--- EXERCISE ---
Count every line below that holds "kicker". Number only.

--- Items from an interface collection ---

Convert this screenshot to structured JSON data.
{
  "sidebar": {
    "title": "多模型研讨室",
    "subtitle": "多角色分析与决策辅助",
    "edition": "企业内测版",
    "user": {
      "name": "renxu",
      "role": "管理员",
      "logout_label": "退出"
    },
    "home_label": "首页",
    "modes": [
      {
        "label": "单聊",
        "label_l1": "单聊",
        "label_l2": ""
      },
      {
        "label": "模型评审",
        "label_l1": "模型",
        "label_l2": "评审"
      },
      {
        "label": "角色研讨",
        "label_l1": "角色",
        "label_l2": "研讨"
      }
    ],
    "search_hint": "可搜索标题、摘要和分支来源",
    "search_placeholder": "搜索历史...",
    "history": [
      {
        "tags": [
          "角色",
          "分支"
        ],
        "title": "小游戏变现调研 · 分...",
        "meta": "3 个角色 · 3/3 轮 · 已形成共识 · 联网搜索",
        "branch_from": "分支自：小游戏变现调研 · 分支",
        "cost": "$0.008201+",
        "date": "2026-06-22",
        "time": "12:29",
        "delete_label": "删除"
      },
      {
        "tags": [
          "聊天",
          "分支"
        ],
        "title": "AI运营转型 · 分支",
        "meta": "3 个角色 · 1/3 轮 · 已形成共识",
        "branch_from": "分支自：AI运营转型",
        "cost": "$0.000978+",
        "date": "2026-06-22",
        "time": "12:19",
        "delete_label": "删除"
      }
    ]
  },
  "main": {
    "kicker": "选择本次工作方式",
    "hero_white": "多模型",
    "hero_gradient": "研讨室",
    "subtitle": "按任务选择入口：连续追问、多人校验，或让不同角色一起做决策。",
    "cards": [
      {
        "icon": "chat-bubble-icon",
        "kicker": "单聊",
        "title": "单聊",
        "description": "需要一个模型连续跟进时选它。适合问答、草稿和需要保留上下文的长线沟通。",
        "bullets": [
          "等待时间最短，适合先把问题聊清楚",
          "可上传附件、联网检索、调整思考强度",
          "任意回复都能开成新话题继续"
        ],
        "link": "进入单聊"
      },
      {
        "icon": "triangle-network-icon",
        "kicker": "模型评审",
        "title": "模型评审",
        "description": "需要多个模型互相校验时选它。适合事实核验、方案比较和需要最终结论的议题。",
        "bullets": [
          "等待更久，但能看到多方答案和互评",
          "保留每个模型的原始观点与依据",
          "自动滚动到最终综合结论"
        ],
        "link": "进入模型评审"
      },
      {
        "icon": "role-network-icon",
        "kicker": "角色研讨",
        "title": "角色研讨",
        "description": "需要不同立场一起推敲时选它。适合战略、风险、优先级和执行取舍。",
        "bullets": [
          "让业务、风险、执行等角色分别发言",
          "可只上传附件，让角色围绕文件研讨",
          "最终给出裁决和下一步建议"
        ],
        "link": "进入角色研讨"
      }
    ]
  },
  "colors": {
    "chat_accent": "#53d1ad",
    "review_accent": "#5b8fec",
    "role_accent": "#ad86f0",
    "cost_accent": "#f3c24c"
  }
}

--- RESPONSE TO THIS TASK ---
4